The El Moco MTB tire from Kenda looks like the offspring of a dirty 3-way composed of a WTB Weirwolf, a Michelin Mud Cyclocross Tire and the venerable Panaracer Smoke. The El Moco incorporates Kenda’s DTC (Dual Tread Compound) technology and the folding 26×2.1 XC racing version I’ve been riding has a top quality 120 TPI casing. It can be used on the front or rear wheel and has an advertised 630 +/- 30gram weight.
The El Moco has a mix of low-profile knobs in a paddle pattern across the center of the tread and aggressive full sized knobs for cornering. In theory, the little knobs in the middle roll fast on hardpack and smooth trails while the big knobs give confidence on looser stuff and corners. My local trails vary from buff trails as smooth as a baby’s butt to root and log mazes with some weathered, rounded rocks and short rock gardens thrown in, not much sand, not many long stretches of pure rock. This tire is fast on the smooth sections and had superb traction over roots and logs – even when damp. In loose loamy dirt the side knobs give excellent cornering traction and while climbing the tire stayed connected and only broke loose when I got sloppy. El Moco clears mud well – even sticky North Carolina red clay.
In terms of tire pressure, I’m still playing around to find the butter zone. The Kenda Website and the tire sidewall recommend 40-65psi while the header card packaging for the tire recommends 30-80psi. I started at 40 psi and found the tire to be a little harsh and not as grippy as the Hutchinson Spider Airlight 2.1s (another 120 TPI tire) I took off or the Panaracer Fire XC tires that were on before that.

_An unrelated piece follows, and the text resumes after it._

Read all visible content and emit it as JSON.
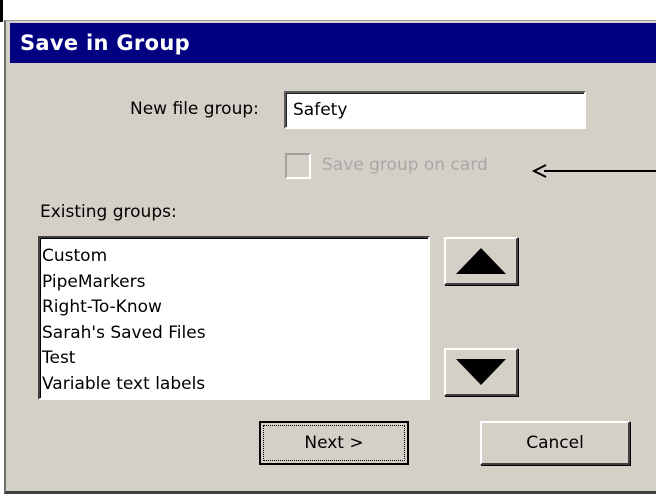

I lowered the pressure to 35psi and later to 30 psi. At the lower pressures the tire hasn’t been squirmy in turns or bottomed on the rim over roots at speed. As I ride the tires more I will try 25 to 28psi to see if I start to get pinch flats.

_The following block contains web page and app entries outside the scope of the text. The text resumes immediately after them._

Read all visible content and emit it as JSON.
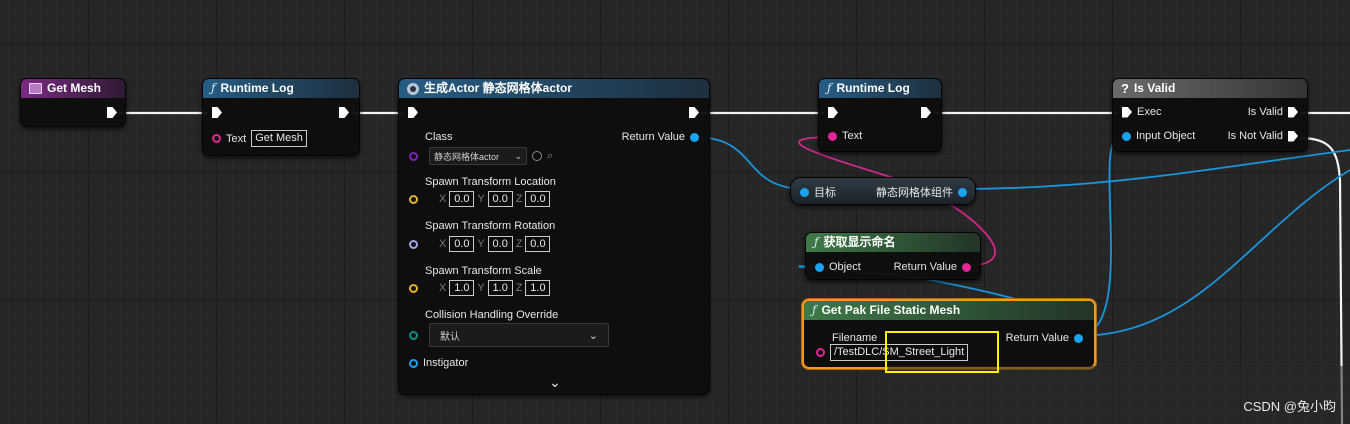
{
  "nodes": {
    "get_mesh": {
      "title": "Get Mesh"
    },
    "runtime_log_1": {
      "title": "Runtime Log",
      "text_label": "Text",
      "text_value": "Get Mesh"
    },
    "spawn_actor": {
      "title": "生成Actor 静态网格体actor",
      "class_label": "Class",
      "class_value": "静态网格体actor",
      "return_label": "Return Value",
      "location_label": "Spawn Transform Location",
      "location": {
        "x": "0.0",
        "y": "0.0",
        "z": "0.0"
      },
      "rotation_label": "Spawn Transform Rotation",
      "rotation": {
        "x": "0.0",
        "y": "0.0",
        "z": "0.0"
      },
      "scale_label": "Spawn Transform Scale",
      "scale": {
        "x": "1.0",
        "y": "1.0",
        "z": "1.0"
      },
      "collision_label": "Collision Handling Override",
      "collision_value": "默认",
      "instigator_label": "Instigator",
      "axis_x": "X",
      "axis_y": "Y",
      "axis_z": "Z"
    },
    "runtime_log_2": {
      "title": "Runtime Log",
      "text_label": "Text"
    },
    "target_getter": {
      "target_label": "目标",
      "component_label": "静态网格体组件"
    },
    "get_display_name": {
      "title": "获取显示命名",
      "object_label": "Object",
      "return_label": "Return Value"
    },
    "get_pak_file": {
      "title": "Get Pak File Static Mesh",
      "filename_label": "Filename",
      "filename_value": "/TestDLC/SM_Street_Light",
      "return_label": "Return Value"
    },
    "is_valid": {
      "title": "Is Valid",
      "exec_label": "Exec",
      "input_label": "Input Object",
      "is_valid_label": "Is Valid",
      "is_not_valid_label": "Is Not Valid"
    }
  },
  "watermark": "CSDN @兔小昀",
  "colors": {
    "exec": "#ffffff",
    "object_pin": "#1aa3f0",
    "text_pin": "#e02795",
    "class_pin": "#7b22b7",
    "vector_pin": "#e3b52a",
    "rotator_pin": "#a3a6e3",
    "enum_pin": "#0f8d83",
    "selected_outline": "#f39a1c",
    "callout": "#fff200"
  },
  "icons": [
    "mesh-icon",
    "function-icon",
    "spawn-icon",
    "question-icon",
    "chevron-down-icon",
    "reset-icon",
    "browse-icon"
  ]
}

My 26×2.1 tires weigh 648grams and 653 grams – well within the advertised limits. I did have to use a single tire lever on each one to get them mounted on my Cane Creek wheels, but this is typical for me with folding bead tires. Both tires inflated round and true on the rims on the first try – I did not have to go back and re-seat part of the bead. My first week riding the Kenda El Moco Tire has been good, and I will continue to post updates as I encounter different trail conditions.